Content starts

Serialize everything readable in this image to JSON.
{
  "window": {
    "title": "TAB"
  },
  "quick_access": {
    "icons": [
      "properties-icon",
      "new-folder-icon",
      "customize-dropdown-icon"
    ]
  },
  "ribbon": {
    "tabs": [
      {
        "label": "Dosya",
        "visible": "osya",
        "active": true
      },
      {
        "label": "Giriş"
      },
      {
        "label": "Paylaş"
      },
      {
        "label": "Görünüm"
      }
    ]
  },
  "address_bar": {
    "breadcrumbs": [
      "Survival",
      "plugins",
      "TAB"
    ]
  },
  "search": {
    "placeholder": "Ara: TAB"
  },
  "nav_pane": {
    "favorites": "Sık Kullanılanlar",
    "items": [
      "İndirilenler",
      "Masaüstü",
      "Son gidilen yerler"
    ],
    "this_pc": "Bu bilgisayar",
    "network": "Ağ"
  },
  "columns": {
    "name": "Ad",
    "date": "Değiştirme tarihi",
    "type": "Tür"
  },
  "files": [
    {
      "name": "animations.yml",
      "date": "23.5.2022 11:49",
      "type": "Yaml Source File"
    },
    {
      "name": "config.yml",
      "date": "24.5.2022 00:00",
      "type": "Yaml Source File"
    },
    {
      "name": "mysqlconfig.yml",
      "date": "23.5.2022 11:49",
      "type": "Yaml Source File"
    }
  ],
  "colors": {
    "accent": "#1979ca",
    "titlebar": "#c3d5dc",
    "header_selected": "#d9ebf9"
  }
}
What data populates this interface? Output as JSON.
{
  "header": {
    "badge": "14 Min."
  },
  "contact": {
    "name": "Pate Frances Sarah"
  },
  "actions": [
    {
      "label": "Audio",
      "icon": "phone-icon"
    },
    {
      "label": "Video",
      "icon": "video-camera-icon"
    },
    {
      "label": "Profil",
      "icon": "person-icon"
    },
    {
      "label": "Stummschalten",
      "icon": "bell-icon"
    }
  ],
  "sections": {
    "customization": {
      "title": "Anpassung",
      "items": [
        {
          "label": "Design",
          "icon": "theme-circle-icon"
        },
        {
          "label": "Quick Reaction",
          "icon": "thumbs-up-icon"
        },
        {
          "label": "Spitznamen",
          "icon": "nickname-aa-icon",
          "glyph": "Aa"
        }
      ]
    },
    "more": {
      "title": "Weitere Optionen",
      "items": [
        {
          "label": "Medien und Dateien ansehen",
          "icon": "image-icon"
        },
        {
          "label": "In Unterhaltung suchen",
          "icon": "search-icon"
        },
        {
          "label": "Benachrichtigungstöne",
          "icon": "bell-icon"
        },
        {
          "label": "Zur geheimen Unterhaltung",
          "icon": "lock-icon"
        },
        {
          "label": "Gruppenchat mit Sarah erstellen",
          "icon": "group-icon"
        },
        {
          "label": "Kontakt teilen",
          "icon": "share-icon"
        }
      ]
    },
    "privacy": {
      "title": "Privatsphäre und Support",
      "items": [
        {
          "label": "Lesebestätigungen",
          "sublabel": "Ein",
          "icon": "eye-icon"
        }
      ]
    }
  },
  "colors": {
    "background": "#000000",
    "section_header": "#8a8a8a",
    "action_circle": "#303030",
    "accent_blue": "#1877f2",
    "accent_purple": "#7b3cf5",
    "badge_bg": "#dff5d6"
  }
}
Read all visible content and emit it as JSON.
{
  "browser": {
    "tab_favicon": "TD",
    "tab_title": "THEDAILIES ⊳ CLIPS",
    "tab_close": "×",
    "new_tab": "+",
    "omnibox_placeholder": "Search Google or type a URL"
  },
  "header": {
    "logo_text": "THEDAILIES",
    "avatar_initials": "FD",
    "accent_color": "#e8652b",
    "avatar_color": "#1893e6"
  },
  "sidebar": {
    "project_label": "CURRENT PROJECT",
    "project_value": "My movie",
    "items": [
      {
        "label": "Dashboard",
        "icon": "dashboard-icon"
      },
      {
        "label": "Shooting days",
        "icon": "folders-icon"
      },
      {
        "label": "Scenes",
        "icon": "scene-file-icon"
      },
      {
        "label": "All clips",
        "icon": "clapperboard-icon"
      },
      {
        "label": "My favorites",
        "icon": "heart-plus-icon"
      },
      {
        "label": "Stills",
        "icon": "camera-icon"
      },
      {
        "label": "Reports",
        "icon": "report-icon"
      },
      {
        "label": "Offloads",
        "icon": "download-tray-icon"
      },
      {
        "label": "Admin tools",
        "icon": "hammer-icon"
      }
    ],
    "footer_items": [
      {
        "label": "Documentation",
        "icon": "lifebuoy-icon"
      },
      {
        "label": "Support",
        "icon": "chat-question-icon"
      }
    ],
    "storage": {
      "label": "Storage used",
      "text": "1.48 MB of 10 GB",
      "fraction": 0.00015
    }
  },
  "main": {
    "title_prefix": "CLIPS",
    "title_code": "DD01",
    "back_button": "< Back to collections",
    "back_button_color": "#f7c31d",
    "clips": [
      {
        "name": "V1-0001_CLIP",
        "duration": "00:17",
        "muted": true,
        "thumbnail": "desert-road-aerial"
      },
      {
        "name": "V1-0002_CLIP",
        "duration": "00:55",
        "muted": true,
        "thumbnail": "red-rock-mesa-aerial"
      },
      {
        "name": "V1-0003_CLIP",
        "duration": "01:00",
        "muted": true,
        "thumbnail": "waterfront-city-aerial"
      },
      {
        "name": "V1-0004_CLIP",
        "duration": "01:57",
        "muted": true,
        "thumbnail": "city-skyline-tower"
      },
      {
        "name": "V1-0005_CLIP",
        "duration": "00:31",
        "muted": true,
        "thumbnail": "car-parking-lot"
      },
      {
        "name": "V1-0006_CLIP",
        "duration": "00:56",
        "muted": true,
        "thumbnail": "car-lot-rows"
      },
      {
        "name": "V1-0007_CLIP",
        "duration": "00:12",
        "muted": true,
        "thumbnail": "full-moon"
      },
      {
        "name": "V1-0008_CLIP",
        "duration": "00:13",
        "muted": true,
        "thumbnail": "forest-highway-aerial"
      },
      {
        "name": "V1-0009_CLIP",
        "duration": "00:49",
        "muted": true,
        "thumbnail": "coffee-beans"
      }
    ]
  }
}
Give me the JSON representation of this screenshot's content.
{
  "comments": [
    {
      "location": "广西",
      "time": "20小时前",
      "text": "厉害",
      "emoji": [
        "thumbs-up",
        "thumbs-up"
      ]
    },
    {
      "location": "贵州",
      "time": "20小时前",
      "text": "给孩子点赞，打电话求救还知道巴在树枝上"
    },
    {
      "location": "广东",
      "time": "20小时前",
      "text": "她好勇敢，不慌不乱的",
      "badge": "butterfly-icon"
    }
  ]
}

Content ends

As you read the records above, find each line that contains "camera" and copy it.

Answer to the exercise:
      "icon": "video-camera-icon"
        "icon": "camera-icon"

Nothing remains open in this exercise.